ACTIVITY: Please go over the material below and count each line with the string "処方箋料", giving only the total.

-------- DATA FOR ANALYSIS --------

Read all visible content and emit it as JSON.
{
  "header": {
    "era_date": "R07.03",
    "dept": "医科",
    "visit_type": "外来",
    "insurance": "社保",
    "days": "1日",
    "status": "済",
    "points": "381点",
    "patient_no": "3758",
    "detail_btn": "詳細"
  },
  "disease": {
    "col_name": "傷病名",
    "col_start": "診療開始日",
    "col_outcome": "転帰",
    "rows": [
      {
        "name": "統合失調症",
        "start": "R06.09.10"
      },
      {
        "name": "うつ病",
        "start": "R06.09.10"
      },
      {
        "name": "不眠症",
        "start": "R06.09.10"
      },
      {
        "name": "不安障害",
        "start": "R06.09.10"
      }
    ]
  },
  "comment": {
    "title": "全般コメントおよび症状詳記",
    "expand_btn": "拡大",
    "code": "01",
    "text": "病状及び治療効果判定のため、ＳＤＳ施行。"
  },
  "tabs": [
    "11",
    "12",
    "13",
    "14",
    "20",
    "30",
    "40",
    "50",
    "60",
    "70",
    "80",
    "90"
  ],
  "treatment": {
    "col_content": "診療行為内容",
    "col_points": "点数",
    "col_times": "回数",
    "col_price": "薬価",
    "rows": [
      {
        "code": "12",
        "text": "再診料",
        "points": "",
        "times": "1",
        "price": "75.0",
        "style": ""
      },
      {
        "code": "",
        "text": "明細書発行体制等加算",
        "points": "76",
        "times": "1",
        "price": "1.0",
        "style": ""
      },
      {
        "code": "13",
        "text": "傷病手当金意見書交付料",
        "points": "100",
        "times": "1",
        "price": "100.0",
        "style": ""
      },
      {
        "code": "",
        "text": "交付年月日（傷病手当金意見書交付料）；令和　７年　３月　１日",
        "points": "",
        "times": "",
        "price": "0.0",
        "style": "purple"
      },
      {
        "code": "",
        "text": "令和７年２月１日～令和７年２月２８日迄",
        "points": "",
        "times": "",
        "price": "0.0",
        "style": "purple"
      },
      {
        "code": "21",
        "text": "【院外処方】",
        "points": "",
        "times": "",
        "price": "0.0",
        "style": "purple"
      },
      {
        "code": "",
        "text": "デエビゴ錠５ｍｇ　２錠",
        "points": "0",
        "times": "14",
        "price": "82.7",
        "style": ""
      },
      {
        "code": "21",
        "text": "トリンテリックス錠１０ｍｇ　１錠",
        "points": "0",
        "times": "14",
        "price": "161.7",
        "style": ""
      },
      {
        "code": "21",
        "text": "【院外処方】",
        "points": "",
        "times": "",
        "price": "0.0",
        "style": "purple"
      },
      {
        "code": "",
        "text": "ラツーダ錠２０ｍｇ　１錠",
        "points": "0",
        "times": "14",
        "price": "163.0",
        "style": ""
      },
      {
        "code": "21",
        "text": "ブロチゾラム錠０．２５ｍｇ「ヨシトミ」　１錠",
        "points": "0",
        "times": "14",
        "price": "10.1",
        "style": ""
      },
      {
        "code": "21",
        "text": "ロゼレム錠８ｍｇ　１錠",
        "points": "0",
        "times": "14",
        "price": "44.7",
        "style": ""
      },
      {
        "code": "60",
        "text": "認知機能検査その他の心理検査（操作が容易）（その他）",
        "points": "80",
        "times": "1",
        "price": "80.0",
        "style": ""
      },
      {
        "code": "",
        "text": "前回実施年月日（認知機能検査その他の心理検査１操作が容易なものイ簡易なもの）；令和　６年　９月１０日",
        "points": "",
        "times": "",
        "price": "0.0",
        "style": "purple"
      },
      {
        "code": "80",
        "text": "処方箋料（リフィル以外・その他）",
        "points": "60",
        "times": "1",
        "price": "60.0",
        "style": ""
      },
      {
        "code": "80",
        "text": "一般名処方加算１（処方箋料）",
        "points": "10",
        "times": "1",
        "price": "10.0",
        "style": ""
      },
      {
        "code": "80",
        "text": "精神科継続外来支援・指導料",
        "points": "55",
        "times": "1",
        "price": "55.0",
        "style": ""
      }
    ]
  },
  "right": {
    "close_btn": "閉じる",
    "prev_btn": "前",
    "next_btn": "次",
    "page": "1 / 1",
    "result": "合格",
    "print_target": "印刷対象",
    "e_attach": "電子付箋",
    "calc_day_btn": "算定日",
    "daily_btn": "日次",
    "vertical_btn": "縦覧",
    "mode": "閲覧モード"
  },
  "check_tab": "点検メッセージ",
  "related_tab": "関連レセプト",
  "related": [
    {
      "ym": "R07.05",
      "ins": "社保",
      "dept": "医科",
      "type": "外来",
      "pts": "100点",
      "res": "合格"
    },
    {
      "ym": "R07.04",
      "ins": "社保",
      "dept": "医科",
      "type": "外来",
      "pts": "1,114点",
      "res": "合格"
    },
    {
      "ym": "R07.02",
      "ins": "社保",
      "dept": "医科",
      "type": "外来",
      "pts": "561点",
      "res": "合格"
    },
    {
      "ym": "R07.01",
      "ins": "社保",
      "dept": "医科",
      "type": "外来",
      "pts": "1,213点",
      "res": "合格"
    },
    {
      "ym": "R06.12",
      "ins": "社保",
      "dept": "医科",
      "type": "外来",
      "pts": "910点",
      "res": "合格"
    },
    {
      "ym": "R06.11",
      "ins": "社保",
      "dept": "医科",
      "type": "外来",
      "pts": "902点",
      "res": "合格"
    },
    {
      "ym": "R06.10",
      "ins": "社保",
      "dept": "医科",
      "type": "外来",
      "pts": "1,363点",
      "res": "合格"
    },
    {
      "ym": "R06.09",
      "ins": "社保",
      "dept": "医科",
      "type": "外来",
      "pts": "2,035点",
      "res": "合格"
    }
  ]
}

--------

ANSWER TO THE PROBLEM: 2